Effects of Clouds, Elevation, and Surface Pollution?
Clouds, air pollution, haze and elevation
all have affects on the amount of ultraviolet (UV) radiation reaching the surface. UV
radiation reaches the surface as a sum of its direct component (normal to the sun) and its
diffuse component (from all directions). UV radiation reaches the top of the troposphere
in mostly its direct component. This is because there are few molecules to scatter the
radiation. Decreases in UV radiation intensity has resulted due to absorption by ozone.
Once the UV radiation reaches the troposphere it encounters much greater numbers of
scattering air molecules and dust. Below are how UV radiation is affected by:
Elevation: In the troposphere, air molecules and dust increase as the UV
radiation travels from the stratosphere to the troposphere. The further down in to the
atmosphere UV radiation travels, the more the direct component is reduced and the more the
diffuse component is increased. As more UV radiation is scattered, the smaller the amount

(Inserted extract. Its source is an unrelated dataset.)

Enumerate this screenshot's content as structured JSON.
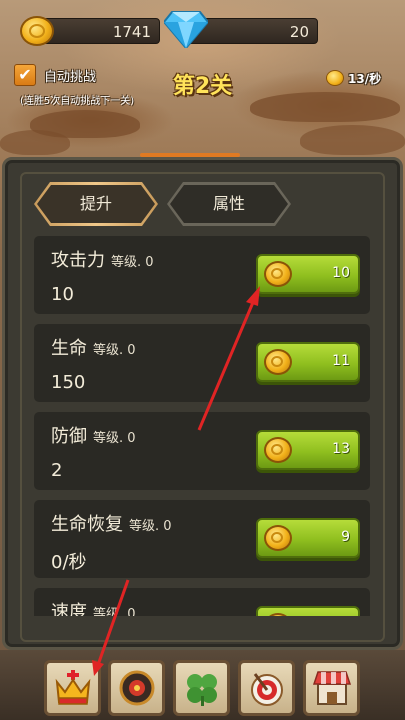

that reaches the surface. As a result, there is more UV radiation at higher elevations
than at lower elevations.
Clouds: Made up of millions of water droplets, clouds can transmit, reflect
and scatter UV radiation. The amount of each is dependant upon the thickness of the cloud
and its morphology. Generally, the larger and thicker the cloud is the lesser amount of UV
radiation that is transmitted. UV radiation can and does reflect off the sides of towering
cumulus clouds. Such conditions result in actual enhancements of surface UV radiation.
Dust/Haze: These two conditions act on UV radiation the same way. They both
scatter UV radiation. Enough UV radiation is scattered that on hazy or dusty days there is
less UV radiation reaching the surface than would otherwise be there on a clear day.
Air Pollution/Smog: This encompasses many greenhouse gases. Emissions from
traffic and manufacturing plants form smog as UV radiation and heat cause the necessary
chemical reactions to take place. As a result, the amounts of UV radiation reaching the
surface is smaller under these conditions.